And there are many more examples. The pushback against the virtual reality hype began in the early ’90s, and one wit noted there were more virtual reality conferences than customers.
Public key encryption was invented 30 years ago, but even now most email is not encrypted. The Josephson junction was an “inevitable” technology in the early 1980s. Is quantum computing inevitable in the same way?
This isn’t to say that none of these projects had an impact. However, what they delivered was far less than what was promised.
And there are more: Smart homes have not met expectations. Or biometrics, telecommuting, and smart cards. Or paperless offices, ebooks, micropayments, bubble memory, RISC logic, the network computer, and dozens more, both inside and outside the IT industry. None lived up to its hype.
It’s easy to get sidetracked to the reasons why these technologies failed—consumer resistance, the economics didn’t make sense, technical difficulties, and so on—but these reasons are beside the point.
These technologies were all big in their day. There was lots of buzz. The experts predicted great things for them. But history shows that most “inevitable” technologies aren’t. In fact, most new products fail.
The moral of the story? Be skeptical next time you hear about the “Next Big Thing.”

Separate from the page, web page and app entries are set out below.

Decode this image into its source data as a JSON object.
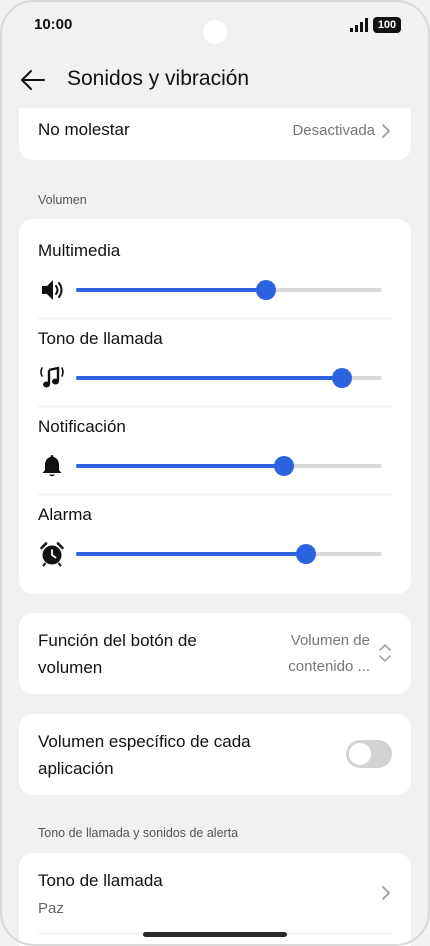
{
  "status": {
    "time": "10:00",
    "battery": "100"
  },
  "header": {
    "title": "Sonidos y vibración"
  },
  "dnd": {
    "label": "No molestar",
    "value": "Desactivada"
  },
  "volume": {
    "section_label": "Volumen",
    "items": [
      {
        "label": "Multimedia",
        "icon": "speaker-icon",
        "level": 0.62
      },
      {
        "label": "Tono de llamada",
        "icon": "ringtone-icon",
        "level": 0.87
      },
      {
        "label": "Notificación",
        "icon": "bell-icon",
        "level": 0.68
      },
      {
        "label": "Alarma",
        "icon": "alarm-clock-icon",
        "level": 0.75
      }
    ]
  },
  "volume_button": {
    "label_line1": "Función del botón de",
    "label_line2": "volumen",
    "value_line1": "Volumen de",
    "value_line2": "contenido ..."
  },
  "app_volume": {
    "label_line1": "Volumen específico de cada",
    "label_line2": "aplicación",
    "enabled": false
  },
  "ringtones": {
    "section_label": "Tono de llamada y sonidos de alerta",
    "ringtone_label": "Tono de llamada",
    "ringtone_value": "Paz"
  },
  "colors": {
    "accent": "#2b63df",
    "background": "#f1f1f3"
  }
}
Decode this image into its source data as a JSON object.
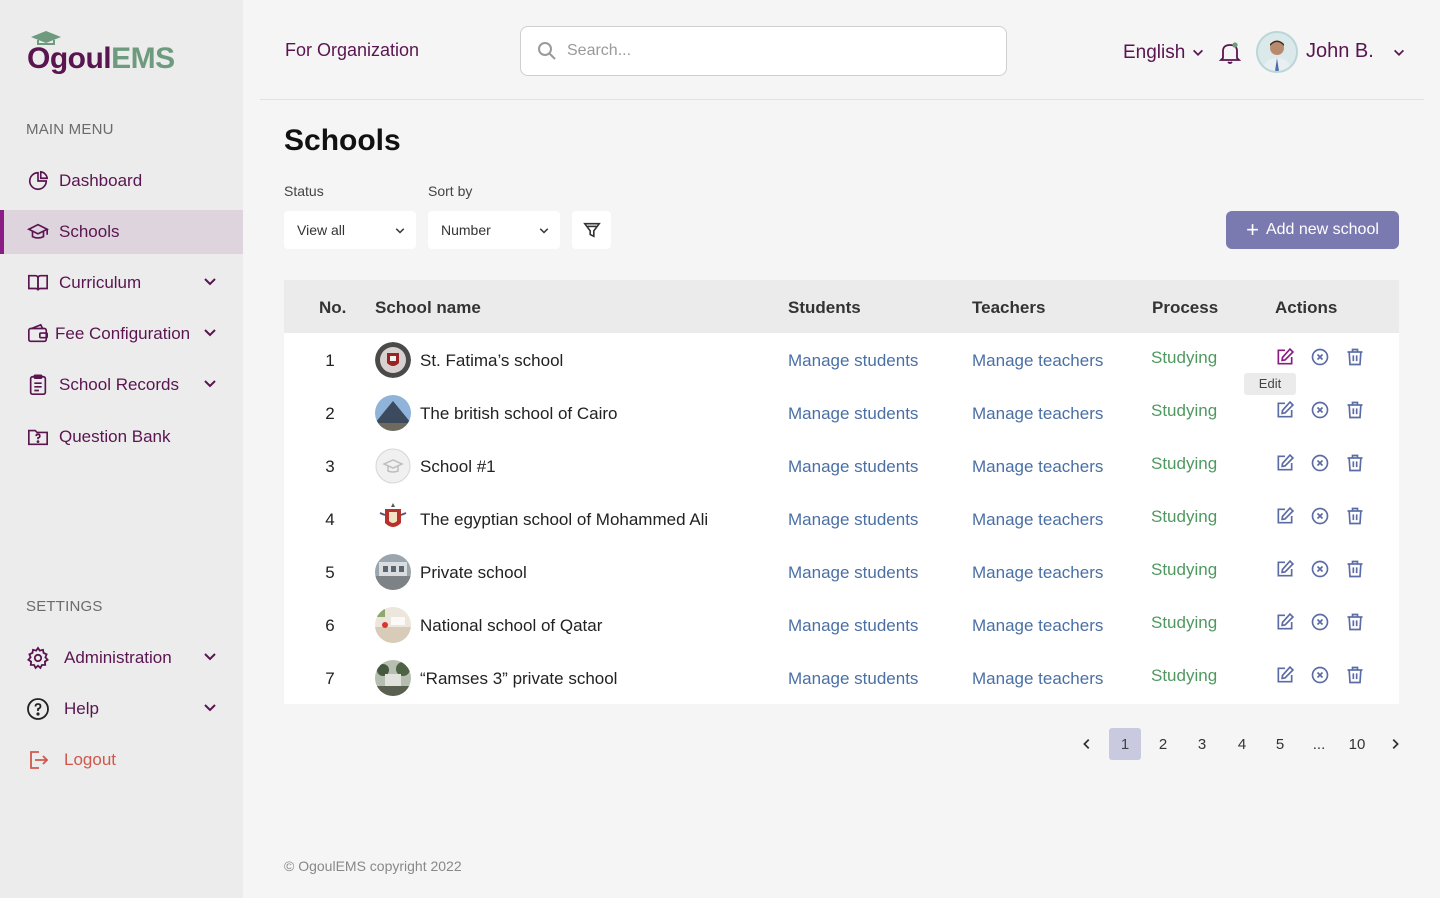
{
  "brand": {
    "part1": "Ogoul",
    "part2": "EMS"
  },
  "sidebar": {
    "main_label": "MAIN MENU",
    "items": [
      {
        "label": "Dashboard",
        "icon": "dashboard-icon"
      },
      {
        "label": "Schools",
        "icon": "school-icon"
      },
      {
        "label": "Curriculum",
        "icon": "book-icon"
      },
      {
        "label": "Fee Configuration",
        "icon": "wallet-icon"
      },
      {
        "label": "School Records",
        "icon": "records-icon"
      },
      {
        "label": "Question Bank",
        "icon": "question-folder-icon"
      }
    ],
    "settings_label": "SETTINGS",
    "settings_items": [
      {
        "label": "Administration",
        "icon": "gear-icon"
      },
      {
        "label": "Help",
        "icon": "help-icon"
      },
      {
        "label": "Logout",
        "icon": "logout-icon"
      }
    ]
  },
  "header": {
    "org": "For Organization",
    "search_placeholder": "Search...",
    "language": "English",
    "user": "John B."
  },
  "page": {
    "title": "Schools",
    "status_label": "Status",
    "status_value": "View all",
    "sort_label": "Sort by",
    "sort_value": "Number",
    "add_button": "Add new school"
  },
  "table": {
    "headers": {
      "no": "No.",
      "name": "School name",
      "students": "Students",
      "teachers": "Teachers",
      "process": "Process",
      "actions": "Actions"
    },
    "rows": [
      {
        "no": "1",
        "name": "St. Fatima’s school",
        "students": "Manage students",
        "teachers": "Manage teachers",
        "process": "Studying"
      },
      {
        "no": "2",
        "name": "The british school of Cairo",
        "students": "Manage students",
        "teachers": "Manage teachers",
        "process": "Studying"
      },
      {
        "no": "3",
        "name": "School #1",
        "students": "Manage students",
        "teachers": "Manage teachers",
        "process": "Studying"
      },
      {
        "no": "4",
        "name": "The egyptian school of Mohammed Ali",
        "students": "Manage students",
        "teachers": "Manage teachers",
        "process": "Studying"
      },
      {
        "no": "5",
        "name": "Private school",
        "students": "Manage students",
        "teachers": "Manage teachers",
        "process": "Studying"
      },
      {
        "no": "6",
        "name": "National school of Qatar",
        "students": "Manage students",
        "teachers": "Manage teachers",
        "process": "Studying"
      },
      {
        "no": "7",
        "name": "“Ramses 3” private school",
        "students": "Manage students",
        "teachers": "Manage teachers",
        "process": "Studying"
      }
    ],
    "tooltip": "Edit"
  },
  "pagination": {
    "pages": [
      "1",
      "2",
      "3",
      "4",
      "5",
      "...",
      "10"
    ],
    "current": "1"
  },
  "footer": "© OgoulEMS copyright 2022",
  "colors": {
    "brand": "#5a1550",
    "accent": "#8b1c86",
    "link": "#4a6fa5",
    "status": "#4f9960",
    "button": "#7b7ab0",
    "danger": "#d0574d"
  }
}
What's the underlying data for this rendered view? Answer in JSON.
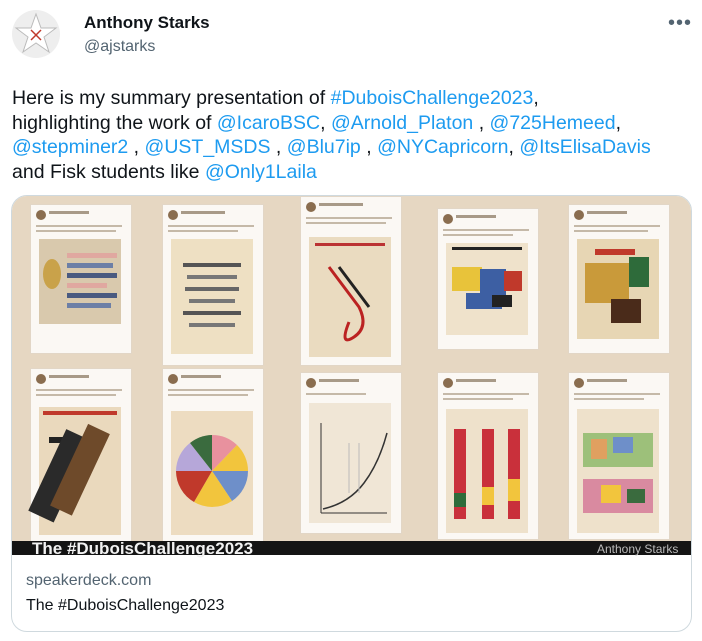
{
  "author": {
    "name": "Anthony Starks",
    "handle": "@ajstarks"
  },
  "more_icon": "more-horizontal-icon",
  "tweet": {
    "segments": [
      {
        "text": "Here is my summary presentation of ",
        "type": "text"
      },
      {
        "text": "#DuboisChallenge2023",
        "type": "link"
      },
      {
        "text": ",",
        "type": "text"
      },
      {
        "text": "highlighting the work of ",
        "type": "text"
      },
      {
        "text": "@IcaroBSC",
        "type": "link"
      },
      {
        "text": ", ",
        "type": "text"
      },
      {
        "text": "@Arnold_Platon",
        "type": "link"
      },
      {
        "text": " , ",
        "type": "text"
      },
      {
        "text": "@725Hemeed",
        "type": "link"
      },
      {
        "text": ",",
        "type": "text"
      },
      {
        "text": "@stepminer2",
        "type": "link"
      },
      {
        "text": " , ",
        "type": "text"
      },
      {
        "text": "@UST_MSDS",
        "type": "link"
      },
      {
        "text": " , ",
        "type": "text"
      },
      {
        "text": "@Blu7ip",
        "type": "link"
      },
      {
        "text": " , ",
        "type": "text"
      },
      {
        "text": "@NYCapricorn",
        "type": "link"
      },
      {
        "text": ", ",
        "type": "text"
      },
      {
        "text": "@ItsElisaDavis",
        "type": "link"
      },
      {
        "text": "and Fisk students like ",
        "type": "text"
      },
      {
        "text": "@Only1Laila",
        "type": "link"
      }
    ]
  },
  "card": {
    "domain": "speakerdeck.com",
    "title": "The #DuboisChallenge2023",
    "slide_caption": "The #DuboisChallenge2023",
    "slide_author": "Anthony Starks"
  },
  "colors": {
    "link": "#1d9bf0",
    "text": "#0f1419",
    "muted": "#536471",
    "slide_bg": "#e6d7c2"
  }
}
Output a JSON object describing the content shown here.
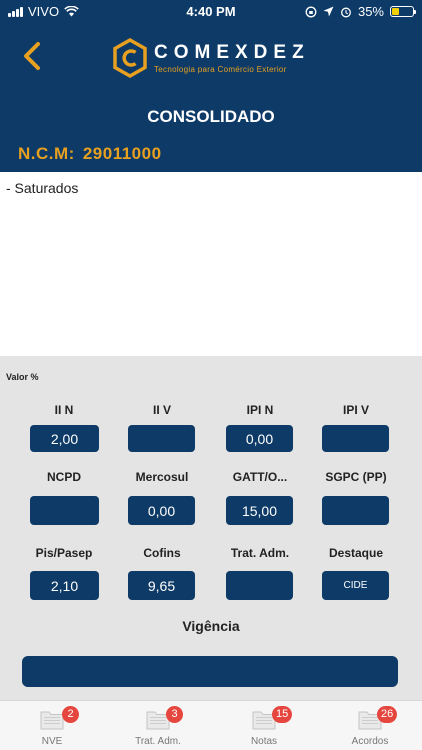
{
  "status_bar": {
    "carrier": "VIVO",
    "time": "4:40 PM",
    "battery": "35%",
    "battery_fill_fraction": 0.35
  },
  "header": {
    "brand_name": "COMEXDEZ",
    "brand_tagline": "Tecnologia para Comércio Exterior",
    "title": "CONSOLIDADO",
    "ncm_label": "N.C.M:",
    "ncm_value": "29011000"
  },
  "description": "- Saturados",
  "panel": {
    "valor_label": "Valor %",
    "rows": [
      {
        "cells": [
          {
            "label": "II N",
            "value": "2,00"
          },
          {
            "label": "II V",
            "value": ""
          },
          {
            "label": "IPI N",
            "value": "0,00"
          },
          {
            "label": "IPI V",
            "value": ""
          }
        ]
      },
      {
        "cells": [
          {
            "label": "NCPD",
            "value": ""
          },
          {
            "label": "Mercosul",
            "value": "0,00"
          },
          {
            "label": "GATT/O...",
            "value": "15,00"
          },
          {
            "label": "SGPC (PP)",
            "value": ""
          }
        ]
      },
      {
        "cells": [
          {
            "label": "Pis/Pasep",
            "value": "2,10"
          },
          {
            "label": "Cofins",
            "value": "9,65"
          },
          {
            "label": "Trat. Adm.",
            "value": ""
          },
          {
            "label": "Destaque",
            "value": "CIDE"
          }
        ]
      }
    ],
    "vigencia_label": "Vigência",
    "vigencia_value": ""
  },
  "tabs": [
    {
      "label": "NVE",
      "badge": "2"
    },
    {
      "label": "Trat. Adm.",
      "badge": "3"
    },
    {
      "label": "Notas",
      "badge": "15"
    },
    {
      "label": "Acordos",
      "badge": "26"
    }
  ],
  "colors": {
    "primary": "#0d3a66",
    "accent": "#e8a020",
    "badge": "#e5463e",
    "panel": "#e4e4e4"
  }
}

Bob Seidensticker is an engineer who writes and speaks on the topic of technology change. A graduate of MIT, Bob has more than 25 years of experience in the computer industry. He is author of Future Hype: The Myths of Technology Change and holds 13 software patents.